## [PROBLEM]
Copy the data below verbatim, leaving no line out.

======== SOURCE INFORMATION

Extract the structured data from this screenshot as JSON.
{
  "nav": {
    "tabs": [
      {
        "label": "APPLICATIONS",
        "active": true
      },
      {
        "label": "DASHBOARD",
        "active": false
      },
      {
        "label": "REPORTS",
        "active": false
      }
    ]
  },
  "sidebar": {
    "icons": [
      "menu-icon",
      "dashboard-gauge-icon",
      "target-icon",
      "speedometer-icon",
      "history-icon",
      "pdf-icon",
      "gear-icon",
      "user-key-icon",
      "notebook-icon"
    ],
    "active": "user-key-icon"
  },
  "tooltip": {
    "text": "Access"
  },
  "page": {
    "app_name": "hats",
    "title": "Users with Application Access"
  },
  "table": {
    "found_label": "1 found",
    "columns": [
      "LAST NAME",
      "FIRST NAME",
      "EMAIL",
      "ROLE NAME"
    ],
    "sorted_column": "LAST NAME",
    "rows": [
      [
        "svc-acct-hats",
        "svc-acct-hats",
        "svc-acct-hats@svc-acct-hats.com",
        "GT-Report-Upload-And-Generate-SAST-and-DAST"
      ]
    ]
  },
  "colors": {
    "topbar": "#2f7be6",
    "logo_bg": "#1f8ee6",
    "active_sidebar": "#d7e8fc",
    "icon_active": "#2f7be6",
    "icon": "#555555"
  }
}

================

## [TASK RESPONSE]
Extract the structured data from this screenshot as JSON.
{
  "nav": {
    "tabs": [
      {
        "label": "APPLICATIONS",
        "active": true
      },
      {
        "label": "DASHBOARD",
        "active": false
      },
      {
        "label": "REPORTS",
        "active": false
      }
    ]
  },
  "sidebar": {
    "icons": [
      "menu-icon",
      "dashboard-gauge-icon",
      "target-icon",
      "speedometer-icon",
      "history-icon",
      "pdf-icon",
      "gear-icon",
      "user-key-icon",
      "notebook-icon"
    ],
    "active": "user-key-icon"
  },
  "tooltip": {
    "text": "Access"
  },
  "page": {
    "app_name": "hats",
    "title": "Users with Application Access"
  },
  "table": {
    "found_label": "1 found",
    "columns": [
      "LAST NAME",
      "FIRST NAME",
      "EMAIL",
      "ROLE NAME"
    ],
    "sorted_column": "LAST NAME",
    "rows": [
      [
        "svc-acct-hats",
        "svc-acct-hats",
        "svc-acct-hats@svc-acct-hats.com",
        "GT-Report-Upload-And-Generate-SAST-and-DAST"
      ]
    ]
  },
  "colors": {
    "topbar": "#2f7be6",
    "logo_bg": "#1f8ee6",
    "active_sidebar": "#d7e8fc",
    "icon_active": "#2f7be6",
    "icon": "#555555"
  }
}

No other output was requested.